Alpha Lipoic Acid is a vitamin like substance that has been shown to improve nerve damage by improving the speed of the transmission of nerve signals, nerve blood flow and reduces inflammation. Vegan foods high in ALA include:
- Green Peas
- Brussel Sprouts
Certain herbs can reduce inflammation in the body that can help reduce the pain caused by nerve damage. These herbs include:
What Foods Worsen Nerve Damage
Now that we have talked about foods that can heal nerve damage let’s discuss which foods will worsen nerve damage and should be limited in your diet.
Foods high in processed sugars, high in saturated fats, alcohol, and preservatives can disrupt the way our nerves function. It also does not give the nerves the right foods needed to function properly.
Therefore, be careful of processed vegan foods as they can be high in fats, sugars and preservatives and instead try to focus on whole foods which includes fresh fruits and vegetables, beans, nuts, and grains such as brown rice and quinoa.
Be aware that there are other concerns to be aware of such as metformin and the importance of foot care.

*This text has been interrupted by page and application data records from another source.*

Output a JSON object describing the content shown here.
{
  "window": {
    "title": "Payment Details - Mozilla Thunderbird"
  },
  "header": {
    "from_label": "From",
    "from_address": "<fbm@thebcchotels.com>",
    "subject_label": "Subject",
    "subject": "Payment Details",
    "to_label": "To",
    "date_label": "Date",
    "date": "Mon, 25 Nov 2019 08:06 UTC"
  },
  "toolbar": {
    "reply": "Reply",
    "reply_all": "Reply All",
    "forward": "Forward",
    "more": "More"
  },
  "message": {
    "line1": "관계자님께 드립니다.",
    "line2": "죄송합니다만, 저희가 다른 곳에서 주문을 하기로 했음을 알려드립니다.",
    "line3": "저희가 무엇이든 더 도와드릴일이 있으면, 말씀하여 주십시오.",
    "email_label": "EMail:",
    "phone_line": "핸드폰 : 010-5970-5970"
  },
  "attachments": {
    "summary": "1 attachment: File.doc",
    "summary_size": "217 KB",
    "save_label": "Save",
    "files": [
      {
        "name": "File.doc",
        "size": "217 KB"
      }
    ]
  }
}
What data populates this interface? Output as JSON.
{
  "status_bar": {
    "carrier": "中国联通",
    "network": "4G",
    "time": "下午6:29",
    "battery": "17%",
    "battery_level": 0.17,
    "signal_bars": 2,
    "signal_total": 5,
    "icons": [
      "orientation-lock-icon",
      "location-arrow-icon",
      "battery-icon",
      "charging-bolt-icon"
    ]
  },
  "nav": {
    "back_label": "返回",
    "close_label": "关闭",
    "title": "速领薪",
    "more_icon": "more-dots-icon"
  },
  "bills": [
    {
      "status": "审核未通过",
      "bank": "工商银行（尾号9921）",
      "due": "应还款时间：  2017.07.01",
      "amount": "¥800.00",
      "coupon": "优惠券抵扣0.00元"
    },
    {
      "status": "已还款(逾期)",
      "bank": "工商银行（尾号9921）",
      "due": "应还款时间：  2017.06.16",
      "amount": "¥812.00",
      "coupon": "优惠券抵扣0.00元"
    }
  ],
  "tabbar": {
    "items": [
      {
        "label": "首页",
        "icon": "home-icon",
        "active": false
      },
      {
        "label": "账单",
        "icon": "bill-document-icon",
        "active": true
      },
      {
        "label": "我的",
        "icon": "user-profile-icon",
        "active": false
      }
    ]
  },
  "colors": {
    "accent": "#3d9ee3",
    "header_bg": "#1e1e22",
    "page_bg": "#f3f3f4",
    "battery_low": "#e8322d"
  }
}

Metformin is a diabetes medication that can lower B12 levels. Anyone on this medication needs to be very diligent to either eat foods fortified with B12 or supplement. It is beneficial to get lab work to make sure a person with diabetes on metformin is not deficient in B12.
Nerve damage can affect how much sensation a person with diabetes feels in their feet. If there is little to no sensation then a person with diabetes can easily get a cut, which can worsen into a foot ulcer. Good foot care tips include:
- Annual feet check up by the doctor
- Feet checked daily
- Wear shoes all the time even indoors
- Keep the feet clean
- Moisturize the feet
- Trim toenails
- Avoid sharp instruments when removing dead skin cells
Also, avoid smoking which reduces the size of the blood vessels making it harder for blood to flow and delaying the healing of a foot ulcer injury
Maintain good blood sugar control by exercising. Good blood sugar control can help to relieve pain from nerve damage.
Nerve damage can be potentially fatal which is why good feet care and eating the right foods is important. Eating the right foods can also aid in better blood sugar control, which is important in reducing symptoms of nerve damage, neuropathy.
Focus on eating more vegan sources of omega 3’s, magnesium foods, potassium foods, fortified foods with B12, foods with ALA and herbs. At the same time, limit the amount of processed foods consumed.
Remember metformin can lower B12 levels, which is already a concern for vegan people with diabetes. And taking care of your feet is also important to prevent foot ulcers which can lead to severe consequences if not treated right away.
Track the foods that you eat and start to incorporate at least 1-2 of these foods into your diet each week. Then after you have incorporated all 6 food categories that help to heal nerve damage then you can work to decrease the processed foods from your diet.
- Association of Diabetes Care & Education Specialists & Association of Diabetes Care & Education Specialists. (2020). ADCES Diabetes Care and Education Curriculum (Third Edition ed.). Association of Diabetes Care & Education Specialists.
- Rolfes, S. R., Pinna, K., & Whitney, E. (2008). Understanding Normal and Clinical Nutrition (Eighth Edition ed.). Cengage Learning.